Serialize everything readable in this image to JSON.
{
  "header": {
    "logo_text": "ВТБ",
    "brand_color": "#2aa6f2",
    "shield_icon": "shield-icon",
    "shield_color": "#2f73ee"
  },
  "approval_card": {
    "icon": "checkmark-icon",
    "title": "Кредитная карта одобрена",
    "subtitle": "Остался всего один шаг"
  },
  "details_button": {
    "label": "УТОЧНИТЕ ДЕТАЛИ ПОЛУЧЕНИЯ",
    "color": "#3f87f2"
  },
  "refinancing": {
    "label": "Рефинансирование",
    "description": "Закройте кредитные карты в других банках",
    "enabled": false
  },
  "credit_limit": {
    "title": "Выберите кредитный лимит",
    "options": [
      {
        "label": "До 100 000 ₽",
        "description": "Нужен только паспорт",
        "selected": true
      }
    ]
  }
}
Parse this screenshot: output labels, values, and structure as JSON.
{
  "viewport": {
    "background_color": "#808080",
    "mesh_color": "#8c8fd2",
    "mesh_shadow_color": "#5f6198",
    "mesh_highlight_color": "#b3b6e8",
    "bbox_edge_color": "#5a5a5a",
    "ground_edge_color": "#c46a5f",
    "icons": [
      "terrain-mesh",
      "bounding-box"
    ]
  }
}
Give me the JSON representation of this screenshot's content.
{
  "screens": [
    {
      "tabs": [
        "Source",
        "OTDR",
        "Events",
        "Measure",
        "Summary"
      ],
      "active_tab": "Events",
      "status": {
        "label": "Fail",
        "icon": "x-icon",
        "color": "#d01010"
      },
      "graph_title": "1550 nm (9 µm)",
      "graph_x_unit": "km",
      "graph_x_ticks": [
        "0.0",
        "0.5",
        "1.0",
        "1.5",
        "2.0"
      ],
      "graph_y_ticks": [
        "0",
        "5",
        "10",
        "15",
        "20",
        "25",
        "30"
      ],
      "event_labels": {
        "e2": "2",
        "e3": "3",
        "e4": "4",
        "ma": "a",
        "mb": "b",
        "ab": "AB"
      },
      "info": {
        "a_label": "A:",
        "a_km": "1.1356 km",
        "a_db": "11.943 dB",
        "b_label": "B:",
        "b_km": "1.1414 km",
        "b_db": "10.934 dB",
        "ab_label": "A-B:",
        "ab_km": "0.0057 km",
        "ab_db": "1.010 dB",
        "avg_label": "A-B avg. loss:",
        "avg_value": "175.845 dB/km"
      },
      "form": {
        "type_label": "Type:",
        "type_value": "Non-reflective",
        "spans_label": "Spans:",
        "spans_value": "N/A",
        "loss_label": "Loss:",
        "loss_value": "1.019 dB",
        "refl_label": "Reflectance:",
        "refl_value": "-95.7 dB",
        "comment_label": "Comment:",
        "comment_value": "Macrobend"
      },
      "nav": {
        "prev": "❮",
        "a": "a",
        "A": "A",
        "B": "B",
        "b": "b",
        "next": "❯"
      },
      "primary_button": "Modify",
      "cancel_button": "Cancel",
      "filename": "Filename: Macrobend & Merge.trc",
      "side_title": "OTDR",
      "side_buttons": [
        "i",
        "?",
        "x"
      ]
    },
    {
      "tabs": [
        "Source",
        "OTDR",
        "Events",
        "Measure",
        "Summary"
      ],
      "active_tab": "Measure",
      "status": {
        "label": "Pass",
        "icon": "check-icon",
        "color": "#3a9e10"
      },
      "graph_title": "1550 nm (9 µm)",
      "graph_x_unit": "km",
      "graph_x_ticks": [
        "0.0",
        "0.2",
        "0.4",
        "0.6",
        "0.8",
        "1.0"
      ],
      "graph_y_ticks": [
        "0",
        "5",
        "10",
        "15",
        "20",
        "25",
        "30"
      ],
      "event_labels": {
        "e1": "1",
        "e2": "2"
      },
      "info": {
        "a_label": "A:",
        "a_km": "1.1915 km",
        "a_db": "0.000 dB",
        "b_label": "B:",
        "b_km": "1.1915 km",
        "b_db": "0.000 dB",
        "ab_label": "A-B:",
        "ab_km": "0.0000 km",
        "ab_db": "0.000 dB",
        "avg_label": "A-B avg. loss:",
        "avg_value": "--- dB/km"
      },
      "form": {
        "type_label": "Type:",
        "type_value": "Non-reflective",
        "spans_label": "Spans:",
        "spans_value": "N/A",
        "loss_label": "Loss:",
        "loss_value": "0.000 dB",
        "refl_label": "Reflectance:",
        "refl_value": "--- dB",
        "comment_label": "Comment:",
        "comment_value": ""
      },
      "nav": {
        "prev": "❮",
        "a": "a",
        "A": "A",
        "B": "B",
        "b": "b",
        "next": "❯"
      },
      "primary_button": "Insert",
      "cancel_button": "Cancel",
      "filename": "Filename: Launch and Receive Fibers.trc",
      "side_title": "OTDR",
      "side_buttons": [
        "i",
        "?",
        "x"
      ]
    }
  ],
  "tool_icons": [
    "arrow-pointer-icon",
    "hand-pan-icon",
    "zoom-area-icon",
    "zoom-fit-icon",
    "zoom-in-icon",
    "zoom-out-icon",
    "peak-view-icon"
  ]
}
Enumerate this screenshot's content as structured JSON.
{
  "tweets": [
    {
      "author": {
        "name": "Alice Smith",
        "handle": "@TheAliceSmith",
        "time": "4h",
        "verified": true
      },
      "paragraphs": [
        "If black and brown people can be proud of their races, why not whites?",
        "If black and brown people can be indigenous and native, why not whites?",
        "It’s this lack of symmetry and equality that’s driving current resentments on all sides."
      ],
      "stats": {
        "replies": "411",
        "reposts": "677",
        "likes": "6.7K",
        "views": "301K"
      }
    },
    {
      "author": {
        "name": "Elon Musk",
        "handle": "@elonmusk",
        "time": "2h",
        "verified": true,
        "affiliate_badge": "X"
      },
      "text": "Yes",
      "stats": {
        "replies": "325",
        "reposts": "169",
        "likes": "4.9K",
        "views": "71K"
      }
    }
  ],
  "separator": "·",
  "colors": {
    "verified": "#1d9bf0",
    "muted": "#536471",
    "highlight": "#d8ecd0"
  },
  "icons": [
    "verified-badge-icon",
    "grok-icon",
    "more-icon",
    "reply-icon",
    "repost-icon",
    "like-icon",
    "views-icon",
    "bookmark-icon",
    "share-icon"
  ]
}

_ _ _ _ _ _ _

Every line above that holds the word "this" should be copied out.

## [RESULT OF THE EXERCISE]
Serialize everything readable in this image to JSON.
Parse this screenshot: output labels, values, and structure as JSON.
Give me the JSON representation of this screenshot's content.
Enumerate this screenshot's content as structured JSON.
        "It’s this lack of symmetry and equality that’s driving current resentments on all sides."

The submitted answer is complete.